Adrian Duncan, the registered liquidator and a key investor in the failed 2005 bid to list Knights Insolvency Administration on the Australian Stock Exchange (ASX) is rumoured to have left Britain for South America after the UK regulator stripped him of his license and his firm Savants Restructuring was placed in administration.
Three years after the Institute of Chartered Accountants in England and Wales (ICAEW) first raised concerns with Duncan about how he was conducting his practice the regulator in February this year ordered that Duncan’s license be revoked.
According to statements published on the ICAEW website the decision was made “due to persistent failures of competence, failures to abide by conditions set, failure to co-operate with the ICAEW and breaches of regulations, leading to concerns that the regulatory objectives set out in s.391 of the Insolvency Act 1986 would be undermined and resulting in a risk to the public.”
Duncan appealed the ruling and on September 7 the ICAEW Appeals Committee confirmed the revocation decision and ordered Duncan to pay GBP33,910 in costs.
The appellant did not attend the appeal hearing nor was he represented. An anonymous source told iNO Duncan had left Britain for South America. The appeals Committee’s reasons are summarised below.
“In a lengthy written determination, the Review Committee had determined that the Appellant had consistently demonstrated over many years a lack of competence which had led to repeated regulatory action by ICAEW.
The Review Committee considered that, even if the Appellant managed to employ sufficiently competent staff, the size of the firm meant that, without a competent head, it would be destined for repeated failure and it had no confidence that any improvement would be sustained.
“It determined that the Appellant had not demonstrated insight into his own failures.

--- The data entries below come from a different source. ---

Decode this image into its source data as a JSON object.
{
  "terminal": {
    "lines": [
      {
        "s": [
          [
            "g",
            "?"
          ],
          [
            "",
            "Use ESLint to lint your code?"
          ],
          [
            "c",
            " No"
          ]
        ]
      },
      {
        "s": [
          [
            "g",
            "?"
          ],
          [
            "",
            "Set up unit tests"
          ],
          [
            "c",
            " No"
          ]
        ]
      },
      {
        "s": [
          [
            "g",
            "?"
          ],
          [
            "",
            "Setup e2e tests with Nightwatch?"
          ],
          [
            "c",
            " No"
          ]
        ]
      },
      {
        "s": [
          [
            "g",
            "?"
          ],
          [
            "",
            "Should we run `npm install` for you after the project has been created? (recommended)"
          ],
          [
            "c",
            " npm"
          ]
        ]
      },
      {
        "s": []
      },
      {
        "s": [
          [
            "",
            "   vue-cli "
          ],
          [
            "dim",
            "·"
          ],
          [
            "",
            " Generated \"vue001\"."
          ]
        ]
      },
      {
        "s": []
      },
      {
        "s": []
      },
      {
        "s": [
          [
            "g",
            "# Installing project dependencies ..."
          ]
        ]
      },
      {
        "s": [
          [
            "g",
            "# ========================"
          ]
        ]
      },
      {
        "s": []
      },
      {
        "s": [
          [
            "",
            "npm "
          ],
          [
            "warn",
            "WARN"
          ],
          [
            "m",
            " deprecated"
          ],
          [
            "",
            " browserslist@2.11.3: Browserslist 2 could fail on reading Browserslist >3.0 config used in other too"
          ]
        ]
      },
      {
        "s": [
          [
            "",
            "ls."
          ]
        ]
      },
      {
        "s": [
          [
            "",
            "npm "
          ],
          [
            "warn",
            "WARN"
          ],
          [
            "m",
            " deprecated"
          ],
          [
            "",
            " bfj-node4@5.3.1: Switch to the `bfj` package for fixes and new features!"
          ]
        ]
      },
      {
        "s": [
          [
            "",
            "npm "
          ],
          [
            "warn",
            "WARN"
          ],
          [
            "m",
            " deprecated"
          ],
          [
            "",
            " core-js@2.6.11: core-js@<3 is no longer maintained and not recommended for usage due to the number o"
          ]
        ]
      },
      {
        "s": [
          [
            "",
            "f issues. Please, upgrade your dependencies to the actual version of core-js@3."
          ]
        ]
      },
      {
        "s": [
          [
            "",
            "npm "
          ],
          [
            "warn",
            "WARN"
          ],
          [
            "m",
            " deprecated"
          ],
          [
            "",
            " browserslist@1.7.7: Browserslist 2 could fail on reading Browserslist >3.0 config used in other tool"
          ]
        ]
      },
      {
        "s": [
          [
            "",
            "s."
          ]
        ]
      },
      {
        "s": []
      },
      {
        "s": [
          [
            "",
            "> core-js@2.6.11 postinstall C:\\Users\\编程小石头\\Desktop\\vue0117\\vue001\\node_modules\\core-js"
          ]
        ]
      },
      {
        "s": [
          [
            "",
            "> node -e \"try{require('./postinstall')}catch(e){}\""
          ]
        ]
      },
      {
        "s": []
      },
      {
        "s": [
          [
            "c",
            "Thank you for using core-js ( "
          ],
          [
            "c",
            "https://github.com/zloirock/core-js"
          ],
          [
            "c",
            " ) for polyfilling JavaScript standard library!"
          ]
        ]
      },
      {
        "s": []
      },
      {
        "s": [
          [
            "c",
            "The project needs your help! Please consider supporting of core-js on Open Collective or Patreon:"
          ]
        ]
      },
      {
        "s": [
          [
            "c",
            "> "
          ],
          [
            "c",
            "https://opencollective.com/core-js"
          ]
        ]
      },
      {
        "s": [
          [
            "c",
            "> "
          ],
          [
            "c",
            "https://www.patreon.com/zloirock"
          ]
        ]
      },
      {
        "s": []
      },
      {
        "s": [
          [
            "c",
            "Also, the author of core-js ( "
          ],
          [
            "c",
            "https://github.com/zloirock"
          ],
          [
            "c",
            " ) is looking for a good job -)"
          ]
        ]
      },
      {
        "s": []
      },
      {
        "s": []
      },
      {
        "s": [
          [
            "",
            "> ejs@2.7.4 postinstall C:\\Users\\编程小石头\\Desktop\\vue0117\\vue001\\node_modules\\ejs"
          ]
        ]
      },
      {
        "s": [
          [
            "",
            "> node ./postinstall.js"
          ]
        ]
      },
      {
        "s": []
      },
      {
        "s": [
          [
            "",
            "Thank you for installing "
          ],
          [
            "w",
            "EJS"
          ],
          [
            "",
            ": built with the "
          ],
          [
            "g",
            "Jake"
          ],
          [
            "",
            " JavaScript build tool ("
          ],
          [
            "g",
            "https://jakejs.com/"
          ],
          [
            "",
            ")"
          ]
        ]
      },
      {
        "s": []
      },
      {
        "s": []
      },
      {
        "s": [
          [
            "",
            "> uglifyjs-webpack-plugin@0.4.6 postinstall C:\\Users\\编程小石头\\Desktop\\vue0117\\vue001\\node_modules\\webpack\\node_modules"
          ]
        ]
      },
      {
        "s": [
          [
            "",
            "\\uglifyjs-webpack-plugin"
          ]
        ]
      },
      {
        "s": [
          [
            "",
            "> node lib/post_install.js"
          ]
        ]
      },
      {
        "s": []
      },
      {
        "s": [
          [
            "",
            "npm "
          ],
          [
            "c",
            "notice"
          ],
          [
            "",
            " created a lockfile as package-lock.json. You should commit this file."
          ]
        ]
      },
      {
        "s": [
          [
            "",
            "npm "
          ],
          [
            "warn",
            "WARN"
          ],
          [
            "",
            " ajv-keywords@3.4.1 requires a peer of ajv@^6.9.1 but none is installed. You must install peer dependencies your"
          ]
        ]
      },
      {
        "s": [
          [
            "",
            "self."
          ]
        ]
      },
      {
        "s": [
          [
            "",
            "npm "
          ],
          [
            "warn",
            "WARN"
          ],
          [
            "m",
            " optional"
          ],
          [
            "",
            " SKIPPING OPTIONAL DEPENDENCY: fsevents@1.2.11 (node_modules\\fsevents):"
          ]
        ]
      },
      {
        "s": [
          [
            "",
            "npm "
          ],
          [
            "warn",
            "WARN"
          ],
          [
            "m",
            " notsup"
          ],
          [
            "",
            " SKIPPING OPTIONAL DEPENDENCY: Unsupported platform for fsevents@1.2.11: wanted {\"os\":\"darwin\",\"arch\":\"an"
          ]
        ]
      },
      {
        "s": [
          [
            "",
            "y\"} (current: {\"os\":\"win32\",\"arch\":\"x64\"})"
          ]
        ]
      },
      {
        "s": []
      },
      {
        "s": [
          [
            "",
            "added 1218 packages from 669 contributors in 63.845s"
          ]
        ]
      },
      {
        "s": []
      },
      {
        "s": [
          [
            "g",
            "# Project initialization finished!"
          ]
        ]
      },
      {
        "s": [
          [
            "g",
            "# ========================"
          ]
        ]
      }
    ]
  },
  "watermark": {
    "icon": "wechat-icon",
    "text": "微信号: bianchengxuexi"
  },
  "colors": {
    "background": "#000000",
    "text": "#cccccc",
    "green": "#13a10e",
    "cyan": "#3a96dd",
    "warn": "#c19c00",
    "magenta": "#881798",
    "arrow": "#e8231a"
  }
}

In the circumstances, the Review Committee considered that the persistent failures of competence combined with the failures to abide by conditions and the breaches of regulations meant that there was a real concern that the regulatory objectives set out in s.391(3) of the Insolvency Act 1986 would be undermined and there was a real risk to the public.
“The Appellant had also failed to co-operate with the ICAEW and in the circumstances the Review Committee determined that in the public interest the only appropriate outcome was the withdrawal of the Appellant’s licence.”